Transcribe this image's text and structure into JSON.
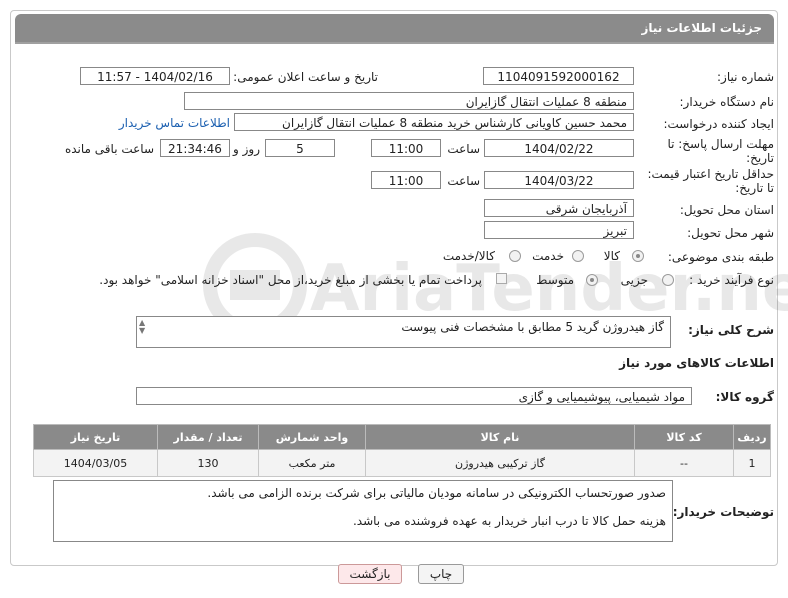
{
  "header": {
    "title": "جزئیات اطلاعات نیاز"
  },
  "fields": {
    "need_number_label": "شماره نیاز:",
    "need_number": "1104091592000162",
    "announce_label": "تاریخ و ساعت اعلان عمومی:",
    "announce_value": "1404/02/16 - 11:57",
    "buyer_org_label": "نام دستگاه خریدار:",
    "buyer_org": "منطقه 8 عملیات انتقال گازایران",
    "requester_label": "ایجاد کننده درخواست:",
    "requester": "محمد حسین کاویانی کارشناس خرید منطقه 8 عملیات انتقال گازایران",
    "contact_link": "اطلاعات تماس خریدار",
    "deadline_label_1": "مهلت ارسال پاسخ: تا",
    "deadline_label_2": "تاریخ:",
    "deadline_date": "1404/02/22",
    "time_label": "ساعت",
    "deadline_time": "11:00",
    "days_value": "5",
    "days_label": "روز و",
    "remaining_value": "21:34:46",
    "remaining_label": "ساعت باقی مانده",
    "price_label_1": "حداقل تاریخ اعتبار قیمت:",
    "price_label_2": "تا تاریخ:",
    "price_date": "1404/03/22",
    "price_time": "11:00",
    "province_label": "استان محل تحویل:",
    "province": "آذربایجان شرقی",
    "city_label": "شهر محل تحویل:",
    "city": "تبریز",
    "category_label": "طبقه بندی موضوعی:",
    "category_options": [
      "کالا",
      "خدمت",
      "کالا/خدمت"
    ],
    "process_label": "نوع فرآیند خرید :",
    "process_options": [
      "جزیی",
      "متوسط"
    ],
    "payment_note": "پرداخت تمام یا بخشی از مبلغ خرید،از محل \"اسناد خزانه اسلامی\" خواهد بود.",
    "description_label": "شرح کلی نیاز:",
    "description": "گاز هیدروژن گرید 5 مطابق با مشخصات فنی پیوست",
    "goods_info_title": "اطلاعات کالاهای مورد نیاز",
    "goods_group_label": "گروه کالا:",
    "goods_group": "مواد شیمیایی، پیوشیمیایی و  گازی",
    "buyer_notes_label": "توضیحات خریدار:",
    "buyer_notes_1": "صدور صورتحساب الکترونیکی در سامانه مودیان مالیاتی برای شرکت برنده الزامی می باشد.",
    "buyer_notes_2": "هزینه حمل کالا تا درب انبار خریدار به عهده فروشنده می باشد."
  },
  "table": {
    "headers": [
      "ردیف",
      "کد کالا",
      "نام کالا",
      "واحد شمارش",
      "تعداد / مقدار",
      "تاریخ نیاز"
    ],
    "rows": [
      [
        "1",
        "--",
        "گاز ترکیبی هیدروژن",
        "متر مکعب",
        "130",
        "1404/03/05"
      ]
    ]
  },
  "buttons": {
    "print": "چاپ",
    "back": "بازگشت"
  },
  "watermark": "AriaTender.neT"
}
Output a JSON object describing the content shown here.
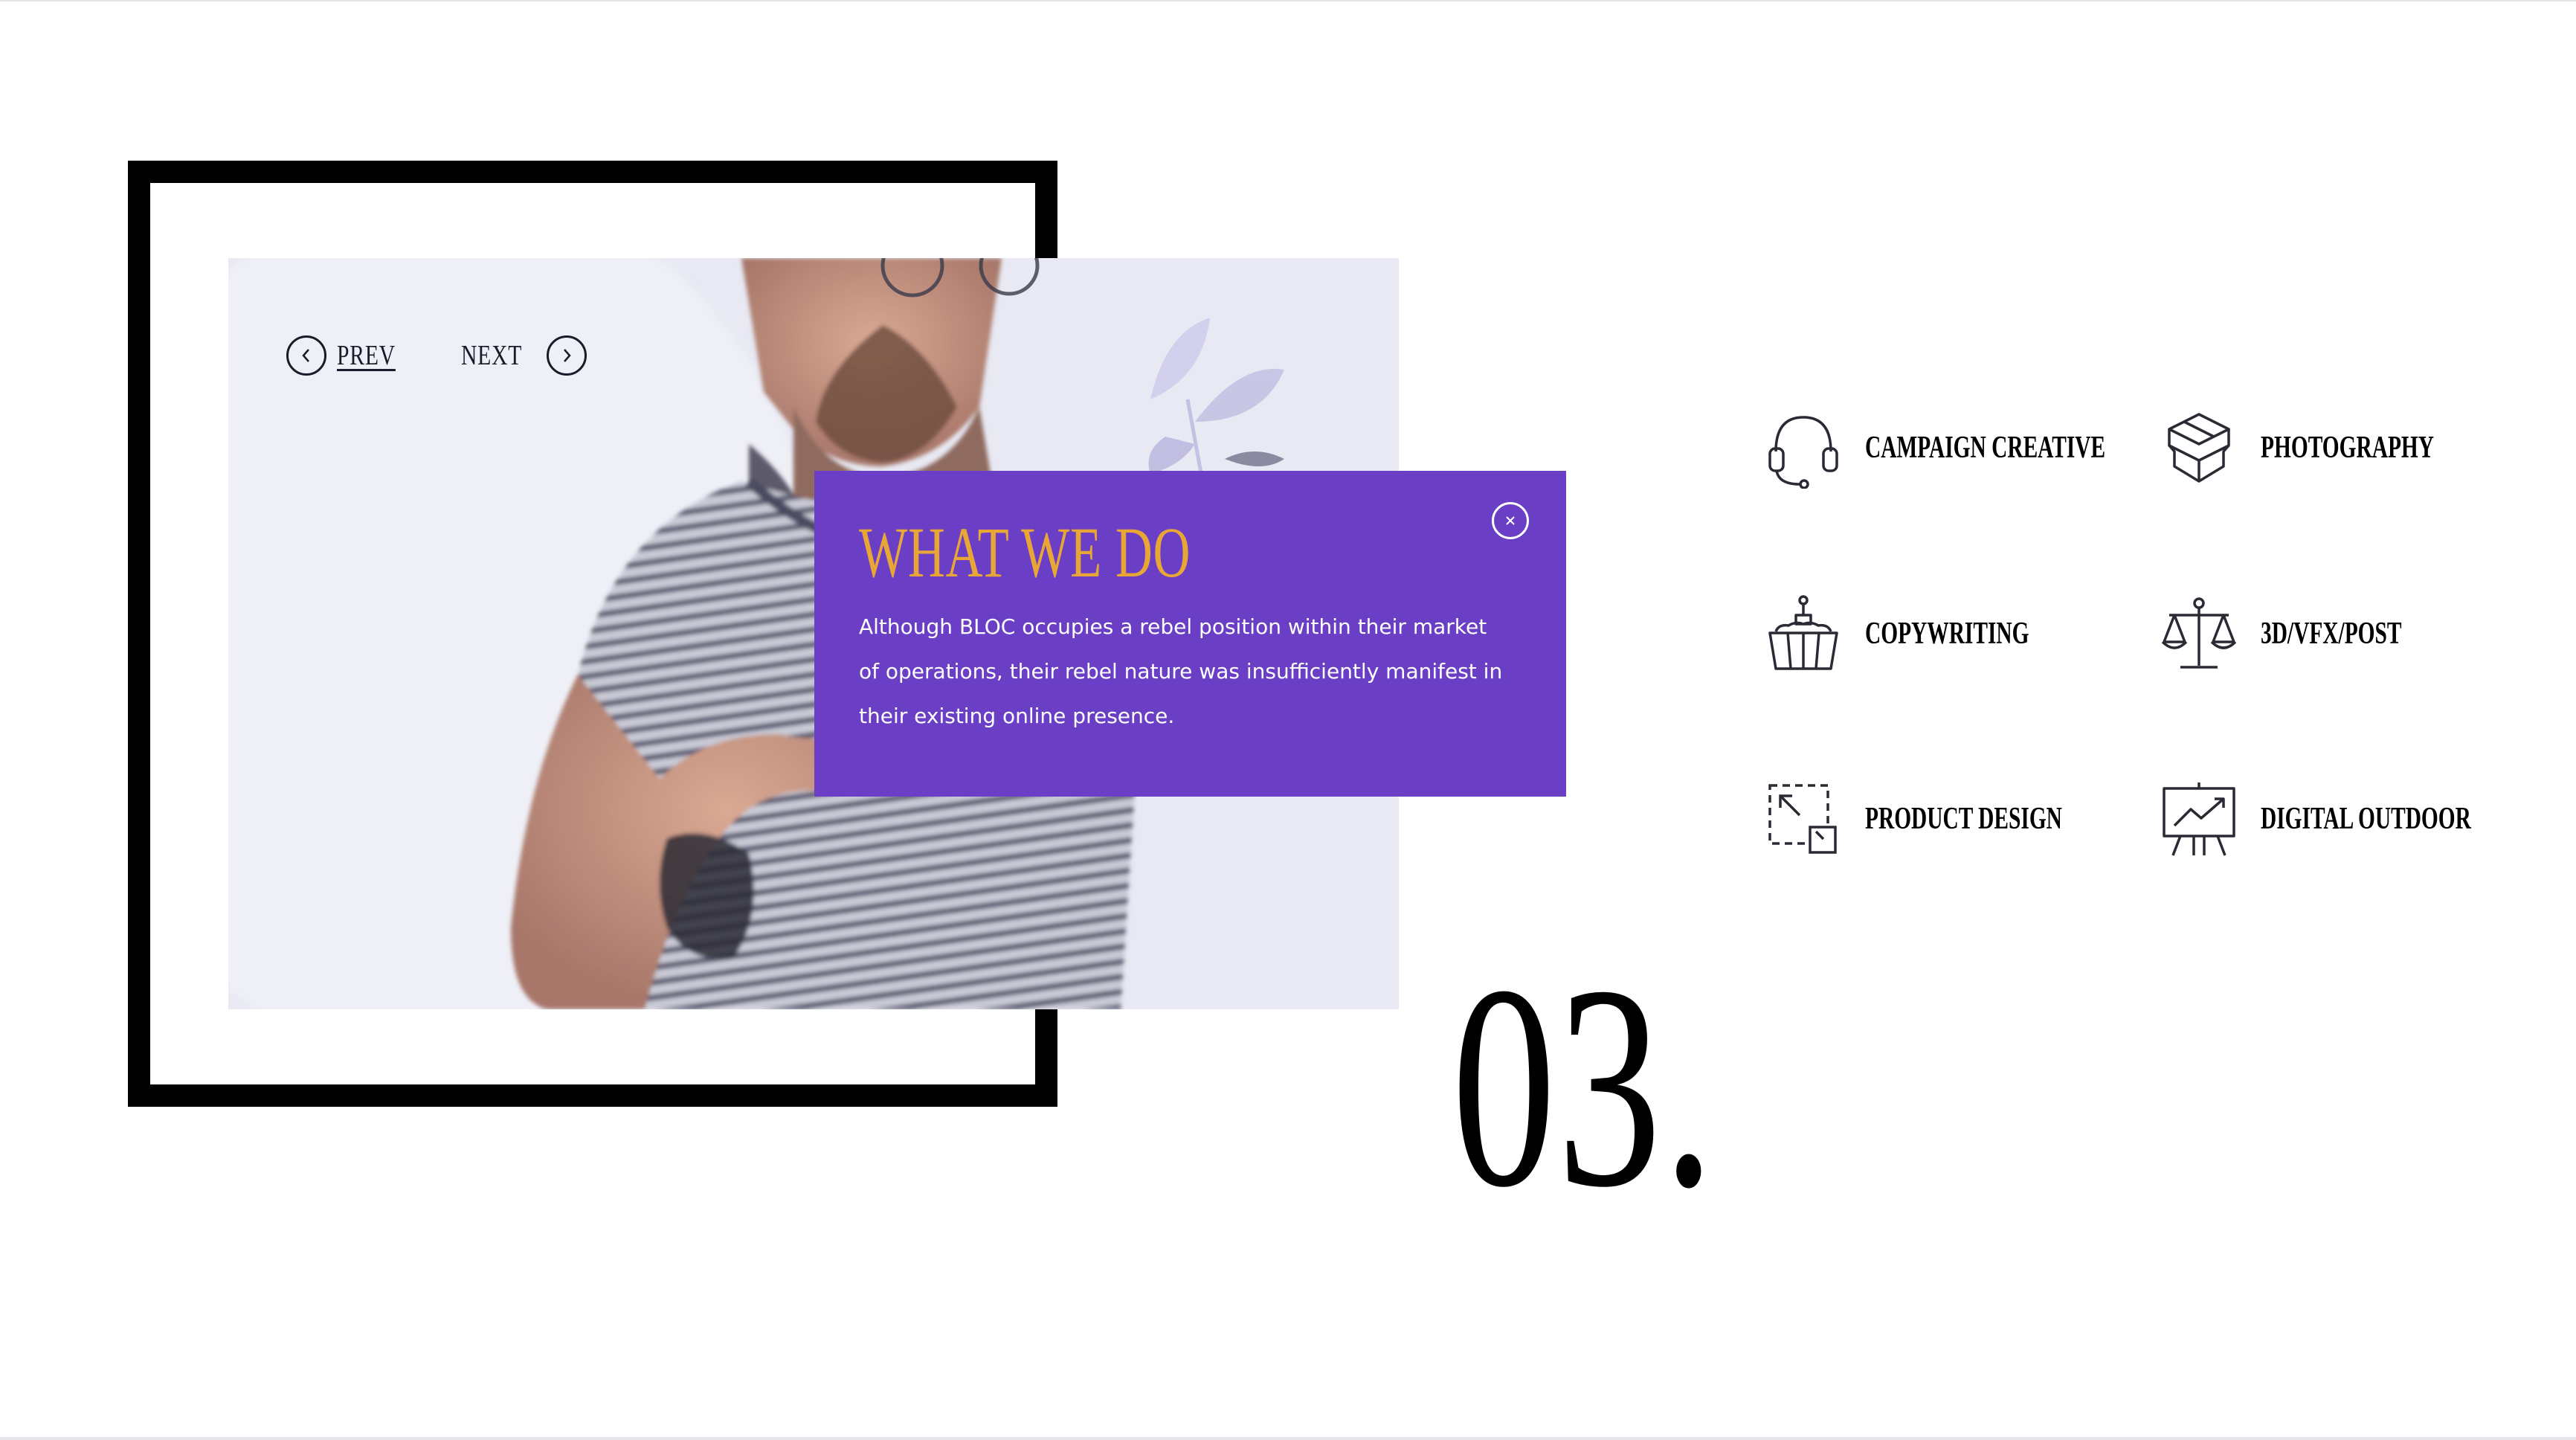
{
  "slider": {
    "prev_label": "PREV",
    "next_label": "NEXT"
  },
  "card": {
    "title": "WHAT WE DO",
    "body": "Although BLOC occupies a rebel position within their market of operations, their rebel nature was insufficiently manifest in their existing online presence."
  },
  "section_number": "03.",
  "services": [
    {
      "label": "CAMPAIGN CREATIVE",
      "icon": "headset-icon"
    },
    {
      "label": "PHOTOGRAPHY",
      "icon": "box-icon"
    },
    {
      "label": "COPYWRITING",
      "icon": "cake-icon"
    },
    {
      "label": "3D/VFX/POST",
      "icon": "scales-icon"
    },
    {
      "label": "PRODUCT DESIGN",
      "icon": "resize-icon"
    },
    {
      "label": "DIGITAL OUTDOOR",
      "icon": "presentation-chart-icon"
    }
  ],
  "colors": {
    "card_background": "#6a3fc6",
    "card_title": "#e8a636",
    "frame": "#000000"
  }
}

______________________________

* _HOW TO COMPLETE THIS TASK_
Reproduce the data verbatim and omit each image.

* _YOUR RESPONSE_
Transcribe this image's text and structure into JSON.
{
  "header": {
    "title": "جزئیات اطلاعات نیاز"
  },
  "fields": {
    "need_number_label": "شماره نیاز:",
    "need_number": "1104091592000162",
    "announce_label": "تاریخ و ساعت اعلان عمومی:",
    "announce_value": "1404/02/16 - 11:57",
    "buyer_org_label": "نام دستگاه خریدار:",
    "buyer_org": "منطقه 8 عملیات انتقال گازایران",
    "requester_label": "ایجاد کننده درخواست:",
    "requester": "محمد حسین کاویانی کارشناس خرید منطقه 8 عملیات انتقال گازایران",
    "contact_link": "اطلاعات تماس خریدار",
    "deadline_label_1": "مهلت ارسال پاسخ: تا",
    "deadline_label_2": "تاریخ:",
    "deadline_date": "1404/02/22",
    "time_label": "ساعت",
    "deadline_time": "11:00",
    "days_value": "5",
    "days_label": "روز و",
    "remaining_value": "21:34:46",
    "remaining_label": "ساعت باقی مانده",
    "price_label_1": "حداقل تاریخ اعتبار قیمت:",
    "price_label_2": "تا تاریخ:",
    "price_date": "1404/03/22",
    "price_time": "11:00",
    "province_label": "استان محل تحویل:",
    "province": "آذربایجان شرقی",
    "city_label": "شهر محل تحویل:",
    "city": "تبریز",
    "category_label": "طبقه بندی موضوعی:",
    "category_options": [
      "کالا",
      "خدمت",
      "کالا/خدمت"
    ],
    "process_label": "نوع فرآیند خرید :",
    "process_options": [
      "جزیی",
      "متوسط"
    ],
    "payment_note": "پرداخت تمام یا بخشی از مبلغ خرید،از محل \"اسناد خزانه اسلامی\" خواهد بود.",
    "description_label": "شرح کلی نیاز:",
    "description": "گاز هیدروژن گرید 5 مطابق با مشخصات فنی پیوست",
    "goods_info_title": "اطلاعات کالاهای مورد نیاز",
    "goods_group_label": "گروه کالا:",
    "goods_group": "مواد شیمیایی، پیوشیمیایی و  گازی",
    "buyer_notes_label": "توضیحات خریدار:",
    "buyer_notes_1": "صدور صورتحساب الکترونیکی در سامانه مودیان مالیاتی برای شرکت برنده الزامی می باشد.",
    "buyer_notes_2": "هزینه حمل کالا تا درب انبار خریدار به عهده فروشنده می باشد."
  },
  "table": {
    "headers": [
      "ردیف",
      "کد کالا",
      "نام کالا",
      "واحد شمارش",
      "تعداد / مقدار",
      "تاریخ نیاز"
    ],
    "rows": [
      [
        "1",
        "--",
        "گاز ترکیبی هیدروژن",
        "متر مکعب",
        "130",
        "1404/03/05"
      ]
    ]
  },
  "buttons": {
    "print": "چاپ",
    "back": "بازگشت"
  },
  "watermark": "AriaTender.neT"
}
Output a JSON object describing the content shown here.
{
  "slider": {
    "prev_label": "PREV",
    "next_label": "NEXT"
  },
  "card": {
    "title": "WHAT WE DO",
    "body": "Although BLOC occupies a rebel position within their market of operations, their rebel nature was insufficiently manifest in their existing online presence."
  },
  "section_number": "03.",
  "services": [
    {
      "label": "CAMPAIGN CREATIVE",
      "icon": "headset-icon"
    },
    {
      "label": "PHOTOGRAPHY",
      "icon": "box-icon"
    },
    {
      "label": "COPYWRITING",
      "icon": "cake-icon"
    },
    {
      "label": "3D/VFX/POST",
      "icon": "scales-icon"
    },
    {
      "label": "PRODUCT DESIGN",
      "icon": "resize-icon"
    },
    {
      "label": "DIGITAL OUTDOOR",
      "icon": "presentation-chart-icon"
    }
  ],
  "colors": {
    "card_background": "#6a3fc6",
    "card_title": "#e8a636",
    "frame": "#000000"
  }
}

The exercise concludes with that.